● **ACTIVITY**
Repeat the listing beneath this line exactly, keeping every character.

● **AVAILABLE RECORDS**

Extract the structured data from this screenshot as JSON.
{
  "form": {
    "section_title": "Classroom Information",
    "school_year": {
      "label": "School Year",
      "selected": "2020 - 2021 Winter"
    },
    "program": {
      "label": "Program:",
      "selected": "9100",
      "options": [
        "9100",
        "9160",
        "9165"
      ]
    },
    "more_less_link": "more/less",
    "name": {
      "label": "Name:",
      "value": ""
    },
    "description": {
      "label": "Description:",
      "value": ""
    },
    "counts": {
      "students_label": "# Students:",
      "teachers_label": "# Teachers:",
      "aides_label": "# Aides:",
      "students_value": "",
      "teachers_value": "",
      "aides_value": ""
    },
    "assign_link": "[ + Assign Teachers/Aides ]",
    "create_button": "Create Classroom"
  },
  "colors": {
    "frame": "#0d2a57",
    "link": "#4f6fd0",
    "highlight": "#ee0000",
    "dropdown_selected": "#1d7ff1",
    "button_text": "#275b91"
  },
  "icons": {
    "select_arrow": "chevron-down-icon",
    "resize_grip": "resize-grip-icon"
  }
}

● **TASK ANSWER**
Extract the structured data from this screenshot as JSON.
{
  "form": {
    "section_title": "Classroom Information",
    "school_year": {
      "label": "School Year",
      "selected": "2020 - 2021 Winter"
    },
    "program": {
      "label": "Program:",
      "selected": "9100",
      "options": [
        "9100",
        "9160",
        "9165"
      ]
    },
    "more_less_link": "more/less",
    "name": {
      "label": "Name:",
      "value": ""
    },
    "description": {
      "label": "Description:",
      "value": ""
    },
    "counts": {
      "students_label": "# Students:",
      "teachers_label": "# Teachers:",
      "aides_label": "# Aides:",
      "students_value": "",
      "teachers_value": "",
      "aides_value": ""
    },
    "assign_link": "[ + Assign Teachers/Aides ]",
    "create_button": "Create Classroom"
  },
  "colors": {
    "frame": "#0d2a57",
    "link": "#4f6fd0",
    "highlight": "#ee0000",
    "dropdown_selected": "#1d7ff1",
    "button_text": "#275b91"
  },
  "icons": {
    "select_arrow": "chevron-down-icon",
    "resize_grip": "resize-grip-icon"
  }
}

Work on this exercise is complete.